In the long four years since Hunter Biden’s name first became associated with political scandal, the main strategy for the president’s son has been to try and stay out of the spotlight as much as possible. But with Republicans in control of the House and eager to investigate his finances, that plan is changing.

In a series of letters on Wednesday, Biden’s lead attorney wrote to the Justice Department to encourage its national security division to investigate those responsible for disseminating the personal data on Biden’s laptop. This cache, of course, was made public in the final days of the 2020 election in a failed bid to help Donald Trump’s reelection prospects. In a letter to the Delaware attorney general and the DOJ, attorney Abbe Lowell (who represented Jared Kushner during the Russia investigation) asked the authorities to investigate Trump allies such as Rudy Giuliani and Steve Bannon, who helped circulate the laptop’s contents in conservative media. Also named were Bannon aide Jack Maxey, Giuliani’s attorney Robert Costello, and John Paul Mac Isaac, the owner of the computer-repair shop in Delaware where Biden left his laptop. (All accused parties have denied wrongdoing with an attorney for Mac Isaac saying that “the only thing I see is a privileged person hiring yet another high-priced attorney to redirect attention away from his own unlawful actions.”)

Other attorneys for Biden are trying more direct approaches as well, writing to Tucker Carlson and Fox News to demand a retraction of what they call false statements or they’ll face a defamation suit. The attorneys pointed to a Carlson segment from last month in which he claimed that Biden paid $50,000 in rent to his father as a way to funnel money to his dad. The allegation, which has been debunked, was retracted by other conservative outlets such as the Daily Caller, but no correction has run on Fox News to date.

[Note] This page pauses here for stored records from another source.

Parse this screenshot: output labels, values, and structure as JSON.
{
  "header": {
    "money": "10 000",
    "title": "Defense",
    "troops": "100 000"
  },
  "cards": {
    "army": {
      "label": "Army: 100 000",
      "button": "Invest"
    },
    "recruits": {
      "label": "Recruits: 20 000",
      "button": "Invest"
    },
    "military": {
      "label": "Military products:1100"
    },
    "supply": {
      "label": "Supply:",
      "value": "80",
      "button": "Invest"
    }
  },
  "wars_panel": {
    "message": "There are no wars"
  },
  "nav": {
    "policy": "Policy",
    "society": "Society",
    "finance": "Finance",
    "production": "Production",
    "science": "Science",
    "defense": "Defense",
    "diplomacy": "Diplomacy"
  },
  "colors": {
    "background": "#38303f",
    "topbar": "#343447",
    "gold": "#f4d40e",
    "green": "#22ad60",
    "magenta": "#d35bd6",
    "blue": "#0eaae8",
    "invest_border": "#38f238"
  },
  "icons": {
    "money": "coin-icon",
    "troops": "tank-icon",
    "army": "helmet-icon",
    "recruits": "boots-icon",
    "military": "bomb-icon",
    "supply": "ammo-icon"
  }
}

Biden’s attorneys also went after other conservative figures, including Garrett Ziegler, a former Trump-administration staffer turned activist. Through his nonprofit group, Marco Polo, Ziegler informed conservative tabloids that Biden’s texts showed that he threatened not to pay an assistant unless she had sex with him. Biden’s lawyers wrote to the IRS to contest Marco Polo’s nonprofit status, claiming that the group’s political activity violates its tax-exempt status.

As is usual with Hunter Biden, his new legal strategy puts him in a complicated spot. The attempt by the president’s son to convince an independent Justice Department to go after the people that exposed his personal life is unlikely to succeed given that the DOJ has had years to consider the matter on its own. And while it may convince some conservative-media figures to stop treating him like a punching bag for all occasions, it will also surely amplify calls on the right that he is using the government, through his father, to do his own bidding. It’s not as if he is clear of trouble, either: The DOJ was investigating him last year for tax evasion and lying on a firearms purchasing form when he answered that he had never used illegal drugs.

By Chris